On Friday, Abby Goodnough wrote a very informative article at The New York Times, Poll Finds Kentuckians Split With Governor Matt Bevin on Expanded Medicaid. You may remember that just over a month ago, Bevin was elected governor of Kentucky by almost 9 percentage points. Of all the Republicans who ran, he was the most clear: the Medicaid expansion had to go. Here is a quote from last February before the election, “Absolutely. No question about it. I would reverse that immediately.” That seems clear enough.
Of course, as the election went on, it became muddled. According to Sam Youngman at Lexington Herald-Leader just a month before the election, “At last week’s Centre College debate, it was far from clear whether Bevin knew the difference between Medicaid, the health insurance program for low-income and disabled residents, and Medicare, the health insurance program for people 65 and older.” To me, this is really telling. We liberals talk a lot about how Republican voters are ill informed. People who consume conservative media tend to believe things that just aren’t true. But the truth is that Republican politicians (especially over the last couple of decades) are that way too. They’re just mad as hell and they’re not going to take it anymore. “It” in that sentence is nothing very concrete except their vague feeling that something ain’t right.
More important, however, Bevin’s position depended upon the circumstances. By July, he said it was “an absolute lie” that he ever said he would reverse the Medicaid expansion on the first day. In August, he was pushing for a complete reversal in a fundraising letter. For readers of this site, it is probably obvious that Bevin’s July statement is disingenuous. So he wouldn’t reverse the program on the first day? That just leaves every other day of the remainder of his term. And true to his word, as I write this on the fifth day of his term, he has not done anything official to the program.
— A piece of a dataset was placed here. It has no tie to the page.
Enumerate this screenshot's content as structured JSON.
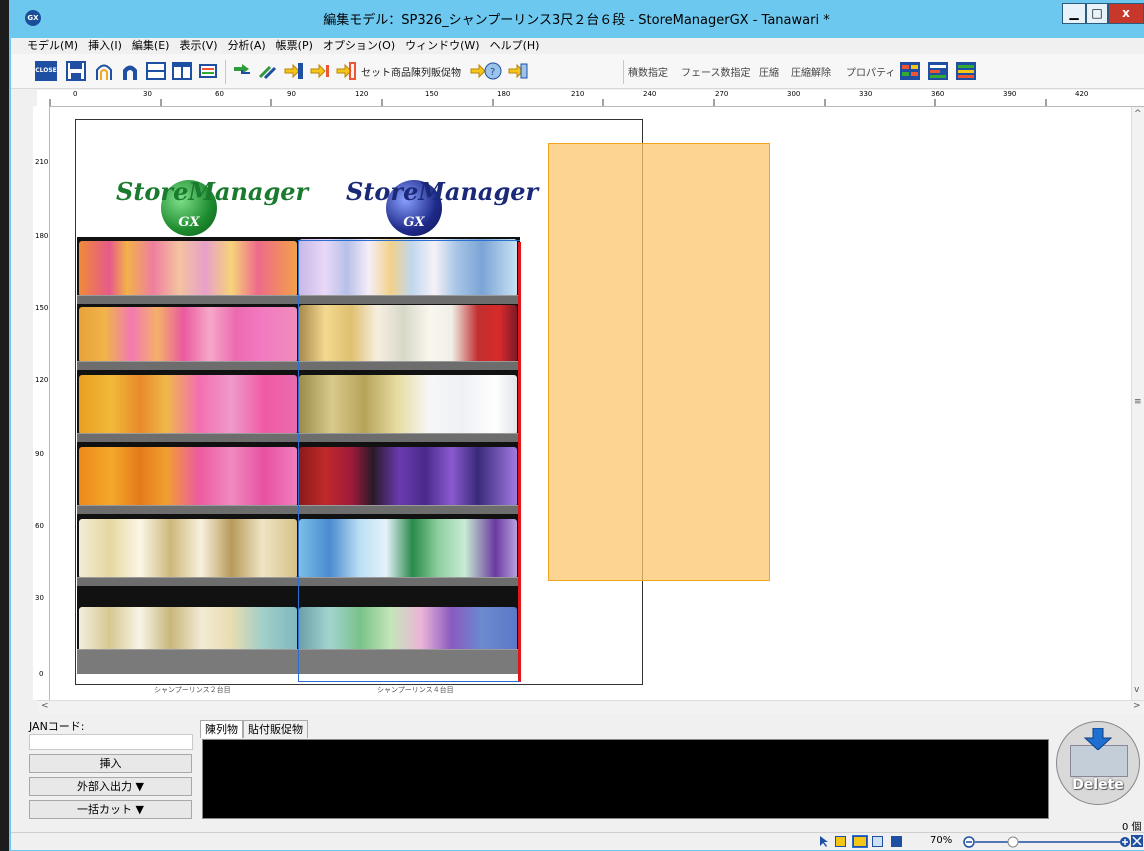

The poll found that over 70% of Kentuckians who have an opinion on the Medicaid expansion want it kept the same. I’m sure that on many other issues the vast majority of Kentuckians are similarly at odds with the governor they just elected by a huge margin. I have to admit, this still annoys me. There really isn’t a bait-and-switch going on here. The people of Kentucky knew who they were voting for. Or to put it more accurately: the people of Kentucky knew who they were “not voting” for.
The same poll found that while 54% of Republicans wanted to keep the Medicaid expansion, only 43% who voted for Bevin (and I assume that pretty much means those who voted at all) want to keep it. I suspect that Bevin’s best political move would be to cut the Medicaid expansion. It really doesn’t matter what the people of Kentucky think; it matters what the voters of Kentucky think. Given that Kentucky holds its gubernatorial elections in off-off-years, he can depend upon a very conservative electorate. He’s for more likely to lose the primary because he did what the people want than he is to lose the general because he did not.
What it looks like he’s going to do is change the program so that the poor have “skin in the game.” He’ll probably also cut it back so that fewer people get it. These are both bad ideas. They reflect the usual conservative hatred of everyone who you don’t know. (Remember Rob Portman deciding that gay rights were a matter of liberty as soon as he found out that his son was gay? That sums up conservatives completely.) But Kentuckians should count themselves lucky. Like most politicians, Bevin was very clear who he is and how he would govern.
People love to quote Benjamin Franklin, “A republic — if you can keep it.” They usually quote it as if keeping the Republic would require some kind of herculean effort. Who would have thought we would lose our republic just because people couldn’t bother voting?